This guide is written for couples like you, who are planning their wedding and are looking for some ideas to consider that may not be apparent. As a wedding photographer for over 7 years, I’ve experienced so many beautiful weddings. Each one has its own life and soul to it, a result stemming from the individual decisions a couple makes. Each wedding day is a chance for me to tap into that uniqueness, and show in images what your special day was like.
Choosing a wedding venue can be challenging, particularly when a couple doesn’t know a vibe or mood they want to go for. Thankfully, the younger generations are really making strides to re-invent weddings and customize them for themselves.
When thinking about your venue, there is a lot to consider. Here’s some quick questions to ask that may help you set the frame for thinking about your wedding venue:
Don’t be afraid to look for venues that aren’t traditional venue spaces. A lot of younger couples want spaces like art galleries, pizza shops, Taco Bell, on a beach, in grandma’s backyard, and more.
The Getting Ready portion of the day is you and your wedding party’s first official kick-off phase of the day. Usually I arrive when my couples are about 1-2 hours out from being completely ready. When considering how many hours you require a photographer for, my first question always is “How much do you care about getting ready photos?”
If you expect a good and intimate time with your people, and have many details to photograph (heirlooms, shoes, invitations, etc) then this phase of the day is better to be an hour or two. For many couples, they opt to not have as much getting ready and instead add more hours to the end of the day for more reception coverage.
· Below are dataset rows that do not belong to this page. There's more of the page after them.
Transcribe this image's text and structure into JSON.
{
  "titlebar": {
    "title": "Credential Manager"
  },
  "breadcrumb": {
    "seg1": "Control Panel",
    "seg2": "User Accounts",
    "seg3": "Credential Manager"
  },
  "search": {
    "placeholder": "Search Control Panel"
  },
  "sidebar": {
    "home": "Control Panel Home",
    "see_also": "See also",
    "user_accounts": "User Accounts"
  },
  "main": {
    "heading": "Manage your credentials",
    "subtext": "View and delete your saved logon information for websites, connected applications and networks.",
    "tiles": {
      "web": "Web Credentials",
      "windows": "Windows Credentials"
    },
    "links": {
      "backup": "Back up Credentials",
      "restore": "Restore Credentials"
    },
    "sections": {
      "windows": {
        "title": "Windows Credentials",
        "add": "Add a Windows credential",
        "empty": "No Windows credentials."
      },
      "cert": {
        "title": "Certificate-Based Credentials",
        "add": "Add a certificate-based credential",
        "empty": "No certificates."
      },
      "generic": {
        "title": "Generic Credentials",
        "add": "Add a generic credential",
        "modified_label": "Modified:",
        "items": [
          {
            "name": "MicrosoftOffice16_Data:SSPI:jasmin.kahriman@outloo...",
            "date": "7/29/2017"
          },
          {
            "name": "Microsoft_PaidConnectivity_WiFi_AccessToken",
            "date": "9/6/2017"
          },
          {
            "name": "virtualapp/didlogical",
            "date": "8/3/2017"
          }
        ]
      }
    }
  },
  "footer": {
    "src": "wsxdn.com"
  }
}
Here’s a few points to consider when thinking of how you and your wedding party will get ready:
It’s an opportunity for you and your fiancé to be alone and have a moment, usually with a reveal. The hidden benefit, is seeing each other early versus traditionally at the ceremony. Ideally, weddings with First Looks will have all formal portraits done before the ceremony, allowing you and your fiancé to enjoy cocktail hour with your guests.
In doing this, many of my clients felt it took the tension out of the their day.
When planning a First Look, think of where you’d like this to happen. The location is usually best at the ceremony site or somewhere nearby where you want your formal portraits. I almost always recommend we do couple portraits immediately after, to keep that magical spark flaring in the images.
Generally, couple portraits are 30-45min, with 1-hour being ideal.
My ideology is to use the setting within your portraits to help explain the time, place, and emotion in the air. Your photographer will have a preferred method of working, so be sure to check in with them to find out what works for their style.
Each venue offers its own opportunity for couple portraits. If you’re feeling adventurous, take your photographer on a walk to the surrounding areas. For locations in the city, this can be a fun impromptu way to add the city to your wedding story.
Many venues do have photography restrictions, so check in advance. It’s not fun to learn of restrictions after you’ve booked. And, be sure to know what time of day your ceremony is and what time sunset is for that day of the year. You don’t want to stare into the sun during ceremony.
Unplugged Ceremonies: It’s recommended that all couples opt-in to an unplugged ceremony, where the couple asks guests to keep phones and cameras away during just the ceremony. This creates more intimate photographs, where guests are not engaging with their devices.
When looking at your venue, one of the easiest ways is to research what other couples have done to use the space. Some venues come with lots of areas to add decorations, while some (like tented weddings) require more vision.
Generally, receptions are much less tricky to schedule with everyone being in the same location.
This is the part of the day where you’ll be spending all your time with your guests. Make a list of all the activities you need to plan a time for.
Consider the location of your reception, and be sure to have your lighting figured out. Not all venues come equipped with nice lighting, so inquire with them and/or your DJ.
I hope this guide got you thinking about your wedding day and how certain decisions may affect how you want to design your day.